Enormous CrocodileEnormous Crocodile inside

My favourite Roald Dahl book to read aloud for the 5+ yrs audience is The Enormous Crocodile. (I would encourage you to buy or borrow the colour illustrated version). I think even the shyest reader can manage to inject some menace into the Enormous Crocodile’s dialogue, and there’s a special delight to be had from reading the tremendous vocabulary out loud:
“’Oh you horrid hoggish croc!” cried Muggle-Wump. “You slimy creature! I hope the buttons and buckles all stick in your throat and choke you to death!”’

Once children start reading independently most will visit Enid Blyton. I wouldn’t personally read aloud all her books (!), but it’s nice to read the first in a series, then you can explain words such as ‘sanitorium’, which today’s children may not understand.

Inkheart

The great stories and tremendous subtleties in some older children’s literature can be enjoyed equally by parents and children (eg. Harry Potter, Narnia stories). Inkheart by Cornelia Funke manages to convey beautifully the ‘wise adult’ narrator, and the ability of the author to empathise with childhood feelings within one phrase:
“Sometimes, when you’re so sad you don’t know what to do, it helps to be angry.”

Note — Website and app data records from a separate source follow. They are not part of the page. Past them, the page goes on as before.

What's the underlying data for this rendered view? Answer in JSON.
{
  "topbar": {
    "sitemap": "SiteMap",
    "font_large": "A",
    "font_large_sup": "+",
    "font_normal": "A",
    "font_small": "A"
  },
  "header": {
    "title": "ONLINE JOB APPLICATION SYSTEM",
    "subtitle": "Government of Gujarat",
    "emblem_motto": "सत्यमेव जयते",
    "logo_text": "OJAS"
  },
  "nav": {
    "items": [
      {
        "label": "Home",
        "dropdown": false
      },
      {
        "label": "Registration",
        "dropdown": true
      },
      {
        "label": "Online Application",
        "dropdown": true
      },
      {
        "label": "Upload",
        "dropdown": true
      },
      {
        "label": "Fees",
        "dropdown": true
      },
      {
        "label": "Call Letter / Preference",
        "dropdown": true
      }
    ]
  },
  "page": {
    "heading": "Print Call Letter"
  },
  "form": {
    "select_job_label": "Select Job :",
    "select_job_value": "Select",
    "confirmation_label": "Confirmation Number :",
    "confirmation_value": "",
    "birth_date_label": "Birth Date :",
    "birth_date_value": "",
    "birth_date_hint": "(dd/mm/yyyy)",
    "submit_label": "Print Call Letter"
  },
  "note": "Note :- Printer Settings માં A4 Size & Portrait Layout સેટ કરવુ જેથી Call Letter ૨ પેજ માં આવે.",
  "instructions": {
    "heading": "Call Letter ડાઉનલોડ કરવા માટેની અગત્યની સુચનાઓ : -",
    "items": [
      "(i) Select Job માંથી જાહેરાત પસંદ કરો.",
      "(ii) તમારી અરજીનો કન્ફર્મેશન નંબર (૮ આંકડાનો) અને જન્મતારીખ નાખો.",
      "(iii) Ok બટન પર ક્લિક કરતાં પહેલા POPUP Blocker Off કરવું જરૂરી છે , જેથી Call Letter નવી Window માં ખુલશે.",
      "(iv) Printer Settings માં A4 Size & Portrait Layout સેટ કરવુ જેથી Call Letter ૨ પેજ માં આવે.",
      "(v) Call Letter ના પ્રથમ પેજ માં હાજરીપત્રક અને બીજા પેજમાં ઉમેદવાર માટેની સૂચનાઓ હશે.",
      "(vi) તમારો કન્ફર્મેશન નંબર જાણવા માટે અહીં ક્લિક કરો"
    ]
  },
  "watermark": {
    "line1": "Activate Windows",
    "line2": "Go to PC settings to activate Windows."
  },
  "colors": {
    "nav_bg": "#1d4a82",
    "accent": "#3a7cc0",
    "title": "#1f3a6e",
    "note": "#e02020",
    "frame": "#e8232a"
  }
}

Revisiting the classics with your child at this age is truly rewarding. Many of the titles are fairly inaccessible to a young independent reader due to the old fashioned vocabulary and references, but together they can be digested more easily, examples include Black Beauty, Heidi, The Railway Children. You can read my blog on classics here. Be wary though, some read alouds can result in adults’ tears; I found it very hard to stumble to the end of Charlotte’s Web as I was crying too much!

Goodnight Mr Tom

A more difficult book is Goodnight Mister Tom by Michelle Magorian. I wholly recommend this as a read aloud text. Whilst many children from age ten should be able to cope well with this book, the issues thrown up deserve some time and discussion. Issues of grief, parental responsibility, displacement and suchlike, need exploring, and it can be hard for children to give voice to the emotions raised by the book. Reading aloud enables the parent to see the child’s reaction at each stage and probe for feelings as you go along. Of course, not every book can be read aloud, but there are arguments for fluent readers to be read to with more difficult texts as they start reading on their own, so that they can see books can be discussed and issues that come up can be raised with their parents. Even some young adult titles deserve reading aloud so that the concepts within can be fully raked over. Examples for me would include Nothing by Janne Teller, Bloodtide by Melvin Burgess, and The Bunker Diary by Kevin Brooks.

Nothing

 

For reference:

Scholastic report
New York Times Article